Is Canada “Missing” Gravity? How and Why?
Aug 18 2015 Read 4941 Times
Since scientists first began mapping the Earth’s global gravity fields back in the 1960s, it has become clear that parts of Canada are “missing” gravity. What this really means is that certain areas of the country – especially in and around the Hudson Bay area – have less gravitational pull than across the rest of the world.
This occurs primarily because gravity is directly proportional to mass. The larger an object, the more gravitational pull it exerts. Contrary to popular belief, the mass of the Earth is not uniform all over, but actually bulges in the centre and narrows at the Poles – making it more reminiscent of an orb than a ball.
But why is the Hudson Bay region particularly affected by low mass – and, as a result, low gravity? There are two main theories to the conundrum, both of which are believed to partly explain Canada’s missing gravity.
The Laurentide Ice Sheet Theory
The newer of the two theories to explain the Hudson Bay mass problem is the Laurentide Ice Sheet theory, first floated around 2006 after data collected over the previous four years was able to allow us insight into the past of our planet. Using the sister Gravity Recovery and Climate Experiment (GRACE) satellites, the Harvard-Smithsonian Center for Astrophysics team measured minor gravitational variations of the Earth’s surface. With both satellites in play, the team were able to assess the relative distances between the satellite over the Hudson Bay region and the other device and extrapolate the missing mass from this data.
Interestingly, this information also allowed scientists a view of how the Earth looked during the last Ice Age. During this period, the Laurentide Ice Sheet covered much of North America, ranging between 2 and 2.3 miles thick – the thickest areas lay over the Hudson Bay. During the ensuing 10,000 years, the ice slowly melted and completely dissipated 10,000 years prior to modern day.
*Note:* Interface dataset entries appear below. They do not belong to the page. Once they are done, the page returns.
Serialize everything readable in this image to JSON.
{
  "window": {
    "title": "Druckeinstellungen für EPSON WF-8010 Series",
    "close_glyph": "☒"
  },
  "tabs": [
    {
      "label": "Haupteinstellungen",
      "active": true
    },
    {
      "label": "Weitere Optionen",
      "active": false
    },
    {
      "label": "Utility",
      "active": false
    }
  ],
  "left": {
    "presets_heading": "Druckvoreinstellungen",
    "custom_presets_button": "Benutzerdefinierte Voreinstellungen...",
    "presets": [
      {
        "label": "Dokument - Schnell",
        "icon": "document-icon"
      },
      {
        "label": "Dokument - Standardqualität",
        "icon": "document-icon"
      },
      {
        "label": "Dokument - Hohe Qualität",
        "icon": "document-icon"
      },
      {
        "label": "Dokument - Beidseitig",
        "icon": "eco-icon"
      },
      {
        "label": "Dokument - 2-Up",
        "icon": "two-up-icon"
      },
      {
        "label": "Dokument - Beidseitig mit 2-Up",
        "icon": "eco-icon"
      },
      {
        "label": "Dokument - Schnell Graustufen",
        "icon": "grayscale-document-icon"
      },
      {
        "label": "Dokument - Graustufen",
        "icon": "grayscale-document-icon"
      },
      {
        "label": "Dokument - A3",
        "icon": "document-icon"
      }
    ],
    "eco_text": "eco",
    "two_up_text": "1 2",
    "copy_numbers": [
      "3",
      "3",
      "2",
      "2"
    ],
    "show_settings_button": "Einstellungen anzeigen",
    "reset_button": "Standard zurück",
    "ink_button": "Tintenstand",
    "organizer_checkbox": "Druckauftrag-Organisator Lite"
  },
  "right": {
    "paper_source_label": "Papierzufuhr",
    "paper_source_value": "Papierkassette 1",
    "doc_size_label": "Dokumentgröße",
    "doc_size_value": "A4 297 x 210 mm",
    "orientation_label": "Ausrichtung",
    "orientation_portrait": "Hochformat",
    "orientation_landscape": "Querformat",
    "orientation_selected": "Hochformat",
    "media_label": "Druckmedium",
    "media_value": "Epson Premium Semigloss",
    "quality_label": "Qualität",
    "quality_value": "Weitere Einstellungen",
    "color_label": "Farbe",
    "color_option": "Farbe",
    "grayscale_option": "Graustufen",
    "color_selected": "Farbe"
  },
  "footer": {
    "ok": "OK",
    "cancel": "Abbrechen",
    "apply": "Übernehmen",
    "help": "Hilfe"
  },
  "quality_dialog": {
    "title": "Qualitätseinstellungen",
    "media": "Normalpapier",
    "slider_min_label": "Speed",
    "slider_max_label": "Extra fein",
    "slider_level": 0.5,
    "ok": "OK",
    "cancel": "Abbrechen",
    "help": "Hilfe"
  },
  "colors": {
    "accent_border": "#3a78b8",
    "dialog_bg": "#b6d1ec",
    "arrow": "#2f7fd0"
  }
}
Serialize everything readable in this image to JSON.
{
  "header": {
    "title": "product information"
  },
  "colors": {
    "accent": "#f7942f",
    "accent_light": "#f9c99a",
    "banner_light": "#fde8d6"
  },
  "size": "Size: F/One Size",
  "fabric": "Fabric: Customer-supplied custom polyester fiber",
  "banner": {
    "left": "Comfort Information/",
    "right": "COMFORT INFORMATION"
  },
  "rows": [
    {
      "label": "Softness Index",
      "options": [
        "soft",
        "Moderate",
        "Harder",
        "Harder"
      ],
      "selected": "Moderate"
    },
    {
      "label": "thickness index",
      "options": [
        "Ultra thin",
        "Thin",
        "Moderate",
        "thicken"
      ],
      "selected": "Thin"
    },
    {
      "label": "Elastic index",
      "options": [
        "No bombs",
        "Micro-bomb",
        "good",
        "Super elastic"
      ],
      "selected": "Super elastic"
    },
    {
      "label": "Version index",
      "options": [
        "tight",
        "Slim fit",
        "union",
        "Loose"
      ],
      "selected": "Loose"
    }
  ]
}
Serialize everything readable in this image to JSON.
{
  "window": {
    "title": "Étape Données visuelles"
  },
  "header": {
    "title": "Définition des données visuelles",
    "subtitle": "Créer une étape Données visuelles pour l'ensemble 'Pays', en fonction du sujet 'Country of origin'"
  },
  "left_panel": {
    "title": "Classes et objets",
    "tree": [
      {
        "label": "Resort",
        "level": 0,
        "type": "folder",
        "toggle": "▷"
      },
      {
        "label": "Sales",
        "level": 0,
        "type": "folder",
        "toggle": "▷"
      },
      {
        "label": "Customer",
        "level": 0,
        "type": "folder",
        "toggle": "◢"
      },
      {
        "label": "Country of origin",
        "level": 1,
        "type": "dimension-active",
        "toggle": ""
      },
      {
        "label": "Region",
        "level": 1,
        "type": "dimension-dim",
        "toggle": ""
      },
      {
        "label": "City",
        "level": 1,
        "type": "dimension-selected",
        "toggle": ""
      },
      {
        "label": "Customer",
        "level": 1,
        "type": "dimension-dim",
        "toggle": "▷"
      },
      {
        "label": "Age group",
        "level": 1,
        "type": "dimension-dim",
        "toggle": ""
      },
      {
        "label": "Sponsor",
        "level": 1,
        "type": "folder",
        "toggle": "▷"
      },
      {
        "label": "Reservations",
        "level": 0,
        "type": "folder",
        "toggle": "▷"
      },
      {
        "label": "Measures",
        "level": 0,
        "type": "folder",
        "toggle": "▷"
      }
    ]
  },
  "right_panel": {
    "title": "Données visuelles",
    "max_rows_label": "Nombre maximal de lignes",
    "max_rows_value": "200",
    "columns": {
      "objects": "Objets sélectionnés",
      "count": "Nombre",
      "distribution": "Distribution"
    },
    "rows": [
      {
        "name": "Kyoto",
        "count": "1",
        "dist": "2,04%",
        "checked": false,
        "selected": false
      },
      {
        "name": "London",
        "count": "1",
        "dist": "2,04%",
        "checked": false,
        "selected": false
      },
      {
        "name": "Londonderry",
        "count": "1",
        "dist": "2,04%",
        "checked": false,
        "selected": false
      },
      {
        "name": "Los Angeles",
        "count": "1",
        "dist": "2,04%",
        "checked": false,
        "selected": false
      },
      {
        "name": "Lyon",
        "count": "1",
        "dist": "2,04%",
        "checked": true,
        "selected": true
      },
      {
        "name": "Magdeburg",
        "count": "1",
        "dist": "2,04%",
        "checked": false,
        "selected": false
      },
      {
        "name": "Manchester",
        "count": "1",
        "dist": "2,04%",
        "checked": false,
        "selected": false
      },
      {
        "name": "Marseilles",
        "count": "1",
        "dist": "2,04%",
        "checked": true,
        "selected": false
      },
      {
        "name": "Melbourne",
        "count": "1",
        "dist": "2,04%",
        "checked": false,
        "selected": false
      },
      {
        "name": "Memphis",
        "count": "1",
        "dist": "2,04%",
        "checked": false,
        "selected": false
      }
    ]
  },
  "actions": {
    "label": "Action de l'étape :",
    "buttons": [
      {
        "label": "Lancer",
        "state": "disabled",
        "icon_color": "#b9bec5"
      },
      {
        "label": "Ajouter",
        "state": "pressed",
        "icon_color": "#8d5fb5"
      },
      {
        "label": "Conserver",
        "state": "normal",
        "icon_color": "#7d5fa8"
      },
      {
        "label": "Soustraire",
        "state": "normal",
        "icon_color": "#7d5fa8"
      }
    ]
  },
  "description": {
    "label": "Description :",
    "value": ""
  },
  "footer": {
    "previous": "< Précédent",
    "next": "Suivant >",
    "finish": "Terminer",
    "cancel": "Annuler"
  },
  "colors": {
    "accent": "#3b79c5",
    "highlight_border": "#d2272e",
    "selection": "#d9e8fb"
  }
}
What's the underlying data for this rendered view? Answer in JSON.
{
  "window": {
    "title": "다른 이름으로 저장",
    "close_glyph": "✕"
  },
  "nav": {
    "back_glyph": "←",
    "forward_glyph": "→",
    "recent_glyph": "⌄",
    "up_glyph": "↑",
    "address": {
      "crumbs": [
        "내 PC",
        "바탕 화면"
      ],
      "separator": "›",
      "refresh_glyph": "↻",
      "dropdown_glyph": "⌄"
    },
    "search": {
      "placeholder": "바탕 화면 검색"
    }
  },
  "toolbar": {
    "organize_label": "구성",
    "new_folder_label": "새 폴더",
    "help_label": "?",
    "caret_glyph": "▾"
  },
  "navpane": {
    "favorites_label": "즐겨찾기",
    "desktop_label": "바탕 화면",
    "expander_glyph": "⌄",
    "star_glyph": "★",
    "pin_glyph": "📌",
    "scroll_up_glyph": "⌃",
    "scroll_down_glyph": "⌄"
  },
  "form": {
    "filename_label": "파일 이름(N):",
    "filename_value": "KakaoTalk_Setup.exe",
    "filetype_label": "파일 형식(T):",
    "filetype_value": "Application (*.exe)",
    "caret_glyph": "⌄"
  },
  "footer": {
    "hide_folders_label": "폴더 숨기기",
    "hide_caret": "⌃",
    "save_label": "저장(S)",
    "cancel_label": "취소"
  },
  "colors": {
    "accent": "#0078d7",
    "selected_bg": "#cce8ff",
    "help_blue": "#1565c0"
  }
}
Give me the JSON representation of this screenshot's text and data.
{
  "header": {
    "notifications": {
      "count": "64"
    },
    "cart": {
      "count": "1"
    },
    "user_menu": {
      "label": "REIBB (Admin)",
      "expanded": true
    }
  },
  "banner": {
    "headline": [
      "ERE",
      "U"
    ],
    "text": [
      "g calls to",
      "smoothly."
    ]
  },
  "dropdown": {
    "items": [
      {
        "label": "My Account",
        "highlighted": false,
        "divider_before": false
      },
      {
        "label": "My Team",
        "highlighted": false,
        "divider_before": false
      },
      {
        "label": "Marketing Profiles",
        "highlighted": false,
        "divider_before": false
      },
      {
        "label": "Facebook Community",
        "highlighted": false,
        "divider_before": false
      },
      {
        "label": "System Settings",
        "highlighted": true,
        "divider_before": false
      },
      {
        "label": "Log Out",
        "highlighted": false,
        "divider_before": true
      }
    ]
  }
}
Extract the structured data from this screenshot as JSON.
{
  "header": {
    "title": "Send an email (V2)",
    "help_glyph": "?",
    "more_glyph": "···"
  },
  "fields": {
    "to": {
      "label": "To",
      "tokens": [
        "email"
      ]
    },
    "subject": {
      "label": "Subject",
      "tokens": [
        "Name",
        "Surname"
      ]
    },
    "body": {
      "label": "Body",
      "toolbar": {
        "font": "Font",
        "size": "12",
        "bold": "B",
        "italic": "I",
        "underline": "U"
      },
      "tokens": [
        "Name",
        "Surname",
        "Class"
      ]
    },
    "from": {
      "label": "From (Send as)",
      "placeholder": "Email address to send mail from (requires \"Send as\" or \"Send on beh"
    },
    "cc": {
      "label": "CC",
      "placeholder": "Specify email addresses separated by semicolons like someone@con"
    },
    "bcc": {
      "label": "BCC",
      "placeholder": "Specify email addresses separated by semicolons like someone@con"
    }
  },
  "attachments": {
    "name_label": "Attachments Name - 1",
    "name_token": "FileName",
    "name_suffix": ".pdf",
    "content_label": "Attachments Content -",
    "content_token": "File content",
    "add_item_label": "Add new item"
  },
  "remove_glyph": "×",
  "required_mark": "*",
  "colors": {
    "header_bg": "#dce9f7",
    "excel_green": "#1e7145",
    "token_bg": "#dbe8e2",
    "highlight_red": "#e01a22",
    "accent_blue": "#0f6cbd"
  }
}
However, much like how a rubber ball will retain the indentation of a pressed finger for a moment or two before it returns to its normal shape, the Earth is slowly “rebounding” back to its previous mass. Due to the extra ice in the Laurentide Ice Sheet, these parts of Canada are showing effects of this more than other areas of the world.
The GRACE data is not the only time that modern technology has shed light on the fascinating past of our planet. Back in 2004, a technique known as energy-dispersive X-ray fluorescence analysis with polarization excitement (EDPXRF) was used to analyse sediment deposits on the sea bed and inform us about the Quaternary period of the Earth’s existence. Meanwhile, Antarctic snow also stores a log-book of the Earth's history in the form of trace heavy metals. Such intriguing insights offer invaluable information about the evolution of our world.
The Convection Theory
Despite going some way to explain the missing gravity over Canada, the Laurentide Ice Sheet theory and the data uncovered by GRACE satellites only account for about 25%-45% of the gravitational discrepancy. Therefore, using a simple method of subtraction, scientists estimate that the remaining 55%-75% of the missing gravity is due to a theory revolving around the process of convection.
Deep below the Earth’s surface, a layer of magma (molten rock) is responsible for creating convection currents due to the rising and falling restless nature of this hot substance. These in turn are responsible for dragging the Earth’s continental plates inward, thus reducing the mass and the gravity of the Hudson Bay area.
The gravity is due to return to Canada – but very slowly. With the Earth “rebounding” at a rate of less than half an inch per year and with a distance of 650ft to cover, it could take around 5,000 years for all of the gravity to be restored.
Image Source: Ice on Hudson Bay
In This Edition Business News - Photometer to feed children in Africa - Gas analyser success in China - TE Connectivity acquires majority share of First Sensor AG Water / Wastewater -...
View all digital editions
Jul 27 2020 Kintex, South Korea
Aug 03 2020 Lombard, IL, USA
Aug 08 2020 Guangzhou, China
Aug 12 2020 Auckland, New Zealand
Aug 13 2020 Shanghai, China